Repeat every entry below exactly.

* **GIVEN RECORDS**:
↓

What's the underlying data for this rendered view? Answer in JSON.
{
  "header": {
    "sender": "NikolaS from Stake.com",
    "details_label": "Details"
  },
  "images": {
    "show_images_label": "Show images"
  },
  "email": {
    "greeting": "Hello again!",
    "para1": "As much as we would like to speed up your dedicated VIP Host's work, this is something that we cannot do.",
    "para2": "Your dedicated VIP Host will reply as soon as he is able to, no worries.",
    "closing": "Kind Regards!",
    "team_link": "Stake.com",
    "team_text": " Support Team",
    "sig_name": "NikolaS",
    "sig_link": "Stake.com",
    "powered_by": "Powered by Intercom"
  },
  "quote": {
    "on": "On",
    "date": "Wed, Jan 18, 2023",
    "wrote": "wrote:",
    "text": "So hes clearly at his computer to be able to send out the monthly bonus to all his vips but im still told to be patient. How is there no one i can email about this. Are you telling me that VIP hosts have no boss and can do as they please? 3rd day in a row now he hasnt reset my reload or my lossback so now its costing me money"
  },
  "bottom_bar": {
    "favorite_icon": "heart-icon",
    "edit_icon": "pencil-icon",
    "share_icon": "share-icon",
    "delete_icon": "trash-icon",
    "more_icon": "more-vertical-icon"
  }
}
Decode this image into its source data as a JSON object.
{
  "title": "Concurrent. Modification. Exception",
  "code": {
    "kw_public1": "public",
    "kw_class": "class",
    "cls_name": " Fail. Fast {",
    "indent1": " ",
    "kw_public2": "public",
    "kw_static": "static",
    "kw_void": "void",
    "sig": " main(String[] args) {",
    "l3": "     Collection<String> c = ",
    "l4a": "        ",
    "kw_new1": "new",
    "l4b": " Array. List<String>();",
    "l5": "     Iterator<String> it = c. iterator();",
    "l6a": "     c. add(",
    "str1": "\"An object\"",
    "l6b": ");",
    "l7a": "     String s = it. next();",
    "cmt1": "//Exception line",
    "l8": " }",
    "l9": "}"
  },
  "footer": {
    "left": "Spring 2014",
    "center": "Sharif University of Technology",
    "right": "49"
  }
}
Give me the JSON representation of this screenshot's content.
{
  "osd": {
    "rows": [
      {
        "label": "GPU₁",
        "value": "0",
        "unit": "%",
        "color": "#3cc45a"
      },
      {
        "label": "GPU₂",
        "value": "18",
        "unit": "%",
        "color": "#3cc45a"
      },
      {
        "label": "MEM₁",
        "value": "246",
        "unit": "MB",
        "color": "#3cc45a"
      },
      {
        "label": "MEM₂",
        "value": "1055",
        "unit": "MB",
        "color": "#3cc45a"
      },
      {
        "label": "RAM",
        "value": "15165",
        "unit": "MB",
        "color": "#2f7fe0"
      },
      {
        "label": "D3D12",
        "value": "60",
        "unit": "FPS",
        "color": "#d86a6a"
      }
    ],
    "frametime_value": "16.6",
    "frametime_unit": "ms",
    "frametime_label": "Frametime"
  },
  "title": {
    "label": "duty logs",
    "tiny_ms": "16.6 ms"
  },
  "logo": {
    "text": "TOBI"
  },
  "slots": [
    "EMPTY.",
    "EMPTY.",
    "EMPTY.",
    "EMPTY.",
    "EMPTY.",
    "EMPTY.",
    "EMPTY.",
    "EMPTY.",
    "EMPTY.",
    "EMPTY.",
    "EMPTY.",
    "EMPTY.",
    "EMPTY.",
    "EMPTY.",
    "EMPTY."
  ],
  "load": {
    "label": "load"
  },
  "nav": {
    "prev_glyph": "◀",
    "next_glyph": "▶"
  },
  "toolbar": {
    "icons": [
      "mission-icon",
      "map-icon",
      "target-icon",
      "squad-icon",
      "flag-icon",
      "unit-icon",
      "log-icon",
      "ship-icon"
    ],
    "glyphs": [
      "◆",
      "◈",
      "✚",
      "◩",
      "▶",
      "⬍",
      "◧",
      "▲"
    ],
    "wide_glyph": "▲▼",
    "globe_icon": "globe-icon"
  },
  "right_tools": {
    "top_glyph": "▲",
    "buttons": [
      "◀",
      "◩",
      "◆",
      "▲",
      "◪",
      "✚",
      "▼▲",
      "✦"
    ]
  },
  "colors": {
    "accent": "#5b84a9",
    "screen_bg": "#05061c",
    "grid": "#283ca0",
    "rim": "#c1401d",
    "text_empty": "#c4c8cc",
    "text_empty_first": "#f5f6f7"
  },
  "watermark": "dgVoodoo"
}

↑

* **WRITTEN RESPONSE**:
What's the underlying data for this rendered view? Answer in JSON.
{
  "header": {
    "sender": "NikolaS from Stake.com",
    "details_label": "Details"
  },
  "images": {
    "show_images_label": "Show images"
  },
  "email": {
    "greeting": "Hello again!",
    "para1": "As much as we would like to speed up your dedicated VIP Host's work, this is something that we cannot do.",
    "para2": "Your dedicated VIP Host will reply as soon as he is able to, no worries.",
    "closing": "Kind Regards!",
    "team_link": "Stake.com",
    "team_text": " Support Team",
    "sig_name": "NikolaS",
    "sig_link": "Stake.com",
    "powered_by": "Powered by Intercom"
  },
  "quote": {
    "on": "On",
    "date": "Wed, Jan 18, 2023",
    "wrote": "wrote:",
    "text": "So hes clearly at his computer to be able to send out the monthly bonus to all his vips but im still told to be patient. How is there no one i can email about this. Are you telling me that VIP hosts have no boss and can do as they please? 3rd day in a row now he hasnt reset my reload or my lossback so now its costing me money"
  },
  "bottom_bar": {
    "favorite_icon": "heart-icon",
    "edit_icon": "pencil-icon",
    "share_icon": "share-icon",
    "delete_icon": "trash-icon",
    "more_icon": "more-vertical-icon"
  }
}
Decode this image into its source data as a JSON object.
{
  "title": "Concurrent. Modification. Exception",
  "code": {
    "kw_public1": "public",
    "kw_class": "class",
    "cls_name": " Fail. Fast {",
    "indent1": " ",
    "kw_public2": "public",
    "kw_static": "static",
    "kw_void": "void",
    "sig": " main(String[] args) {",
    "l3": "     Collection<String> c = ",
    "l4a": "        ",
    "kw_new1": "new",
    "l4b": " Array. List<String>();",
    "l5": "     Iterator<String> it = c. iterator();",
    "l6a": "     c. add(",
    "str1": "\"An object\"",
    "l6b": ");",
    "l7a": "     String s = it. next();",
    "cmt1": "//Exception line",
    "l8": " }",
    "l9": "}"
  },
  "footer": {
    "left": "Spring 2014",
    "center": "Sharif University of Technology",
    "right": "49"
  }
}
Give me the JSON representation of this screenshot's content.
{
  "osd": {
    "rows": [
      {
        "label": "GPU₁",
        "value": "0",
        "unit": "%",
        "color": "#3cc45a"
      },
      {
        "label": "GPU₂",
        "value": "18",
        "unit": "%",
        "color": "#3cc45a"
      },
      {
        "label": "MEM₁",
        "value": "246",
        "unit": "MB",
        "color": "#3cc45a"
      },
      {
        "label": "MEM₂",
        "value": "1055",
        "unit": "MB",
        "color": "#3cc45a"
      },
      {
        "label": "RAM",
        "value": "15165",
        "unit": "MB",
        "color": "#2f7fe0"
      },
      {
        "label": "D3D12",
        "value": "60",
        "unit": "FPS",
        "color": "#d86a6a"
      }
    ],
    "frametime_value": "16.6",
    "frametime_unit": "ms",
    "frametime_label": "Frametime"
  },
  "title": {
    "label": "duty logs",
    "tiny_ms": "16.6 ms"
  },
  "logo": {
    "text": "TOBI"
  },
  "slots": [
    "EMPTY.",
    "EMPTY.",
    "EMPTY.",
    "EMPTY.",
    "EMPTY.",
    "EMPTY.",
    "EMPTY.",
    "EMPTY.",
    "EMPTY.",
    "EMPTY.",
    "EMPTY.",
    "EMPTY.",
    "EMPTY.",
    "EMPTY.",
    "EMPTY."
  ],
  "load": {
    "label": "load"
  },
  "nav": {
    "prev_glyph": "◀",
    "next_glyph": "▶"
  },
  "toolbar": {
    "icons": [
      "mission-icon",
      "map-icon",
      "target-icon",
      "squad-icon",
      "flag-icon",
      "unit-icon",
      "log-icon",
      "ship-icon"
    ],
    "glyphs": [
      "◆",
      "◈",
      "✚",
      "◩",
      "▶",
      "⬍",
      "◧",
      "▲"
    ],
    "wide_glyph": "▲▼",
    "globe_icon": "globe-icon"
  },
  "right_tools": {
    "top_glyph": "▲",
    "buttons": [
      "◀",
      "◩",
      "◆",
      "▲",
      "◪",
      "✚",
      "▼▲",
      "✦"
    ]
  },
  "colors": {
    "accent": "#5b84a9",
    "screen_bg": "#05061c",
    "grid": "#283ca0",
    "rim": "#c1401d",
    "text_empty": "#c4c8cc",
    "text_empty_first": "#f5f6f7"
  },
  "watermark": "dgVoodoo"
}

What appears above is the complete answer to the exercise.